Jack also had counseling, massage, and acupuncture. As an unanticipated benefit, a tremor he’d developed several months before his diagnosis disappeared after two sessions with Dr. Gang Peng, the acupuncturist. But the nausea persisted. The wristbands and scopolamine patch Karen Baker gave him didn’t help, so she suggested Marinol, marijuana in pill form, although it doesn’t make you high. “It should increase your appetite and decrease your nausea and anxiety,” she told Jack.
It helped. Jack began eating and sleeping better, and his nausea eased. “Marinol is a medicine, and it works,” says Dr. Citrin. “We don’t prescribe it for everyone, but we had tried everything we could think of with Jack. Oftentimes, I think the Pain and Palliative Care people are much better versed in the management of these sorts of symptoms, and they get to the right answer much faster. They are an incredible resource.”
One morning toward the end of his treatments, Jack woke up and discovered his urine was dark red. At the clinic, Linda Sciuto sent him to a staff urologist, who took a sample. It turned out he had an infection, which was treated with antibiotics.
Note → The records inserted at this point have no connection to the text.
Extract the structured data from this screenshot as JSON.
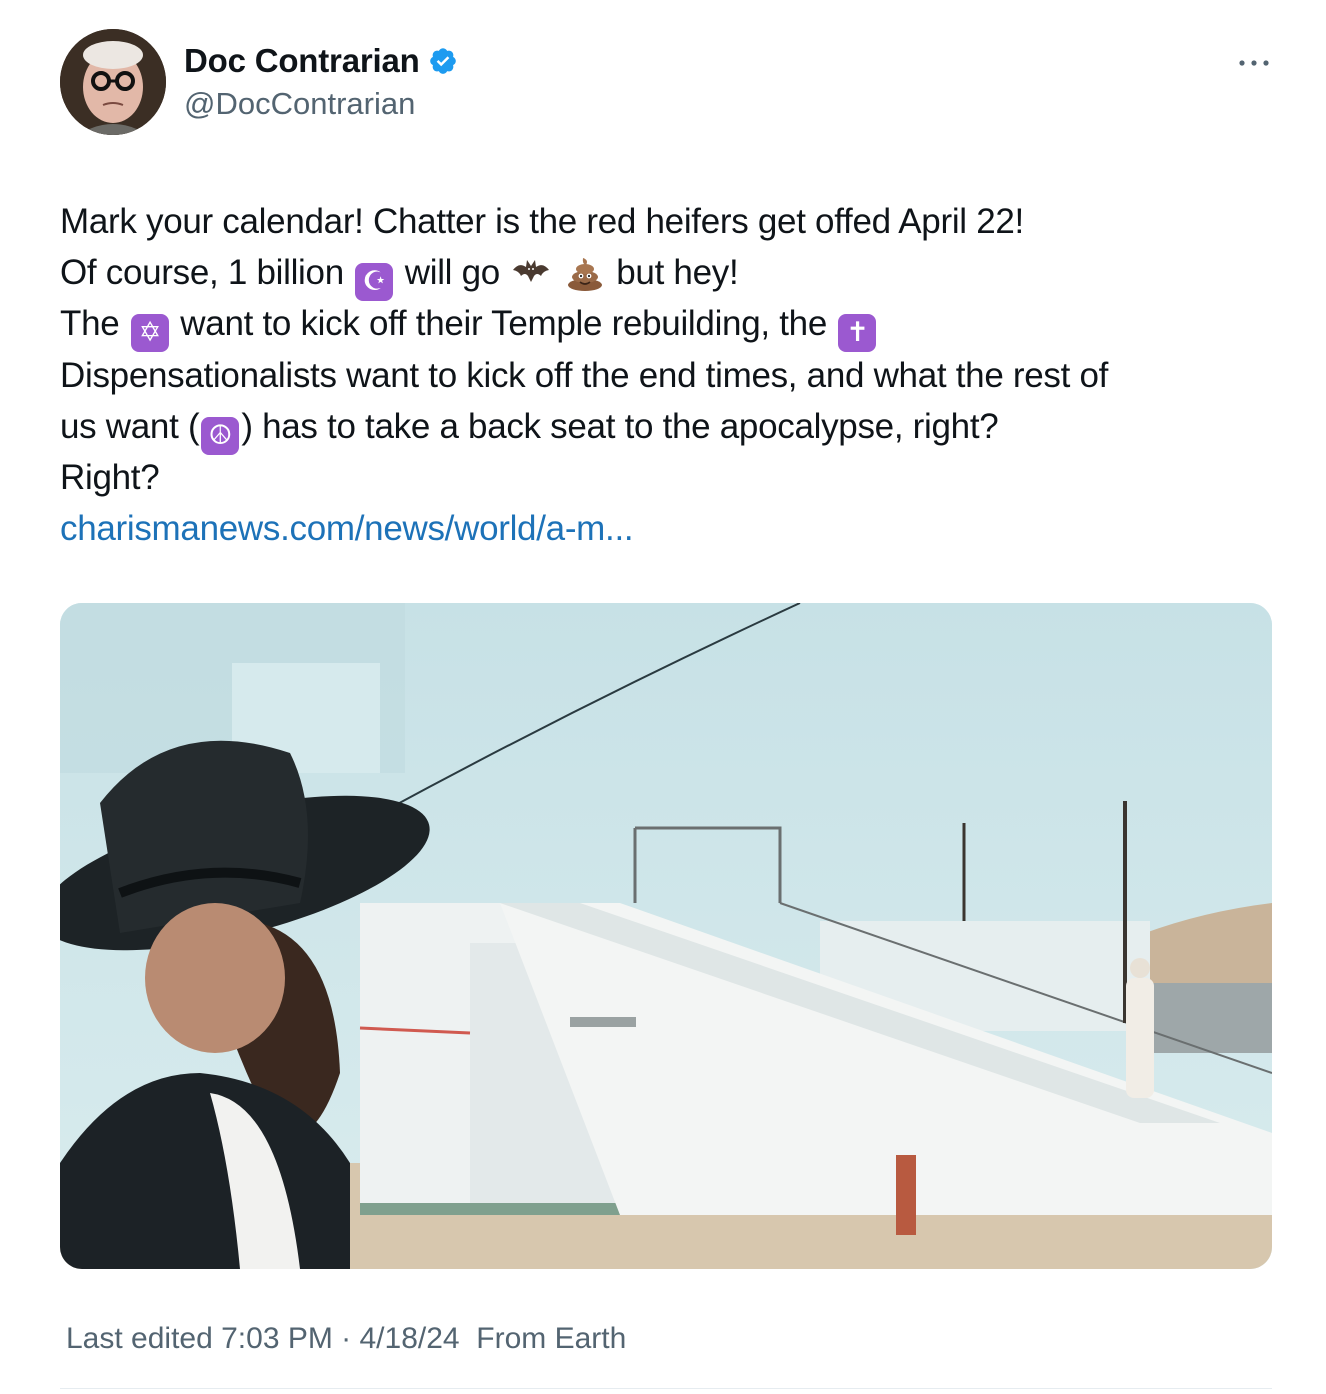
{
  "author": {
    "display_name": "Doc Contrarian",
    "handle": "@DocContrarian",
    "verified": true
  },
  "tweet": {
    "line1": "Mark your calendar! Chatter is the red heifers get offed April 22!",
    "line2_a": "Of course, 1 billion",
    "line2_b": "will go",
    "line2_c": "but hey!",
    "line3_a": "The",
    "line3_b": "want to kick off their Temple rebuilding, the",
    "line4": "Dispensationalists want to kick off the end times, and what the rest of",
    "line5_a": "us want (",
    "line5_b": ") has to take a back seat to the apocalypse, right?",
    "line6": "Right?",
    "link_text": "charismanews.com/news/world/a-m..."
  },
  "emojis": {
    "star_and_crescent": "☪",
    "bat": "bat-emoji",
    "poop": "pile-of-poo-emoji",
    "star_of_david": "✡",
    "cross": "✝",
    "peace": "☮"
  },
  "meta": {
    "edited_label": "Last edited 7:03 PM · 4/18/24",
    "location": "From Earth"
  },
  "colors": {
    "verified_blue": "#1d9bf0",
    "link_blue": "#1d72b8",
    "emoji_purple": "#9b59d0",
    "secondary_text": "#536471"
  }
}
The urologist scheduled an appointment for Jack in four weeks, even though his radiation treatments would be over by then.
The same kind of support—and more—is available to inpatients. “If there’s a Four Seasons of hospitals, that’s it,” says Lou Statzer, a retired DC businessman who spent the better part of six months in the Clinical Center for treatment of lymphoma. “You push a button and someone is there.”
The Clinical Center is the third-largest federal building in Washington, surpassed only by the Pentagon and the Ronald Reagan Building. Statzer stayed in the newer part of the complex, the Mark O. Hatfield Clinical Research Center, which opened in 2005 after extensive design input from patients. As a result, the building has such amenities as low windows so patients can see out, Internet access at every bedside, a library, an exercise room, a nondenominational chapel, even an ablution room for Muslims to wash before praying.
The Clinical Center also operates a school to serve the 28-bed children’s unit; it sometimes even pays travel expenses for patients and puts up families from out of town. And there’s no struggling with copays or battling your health insurer.
Says Susan Butler of Alexandria: “When they showed me the protocol they were going to use to treat my ovarian cancer, I asked them, ‘How do we pay for this and coordinate this with our health insurance?’ They said, ‘You don’t. It’s all paid for by your tax dollars.’ I was stunned.”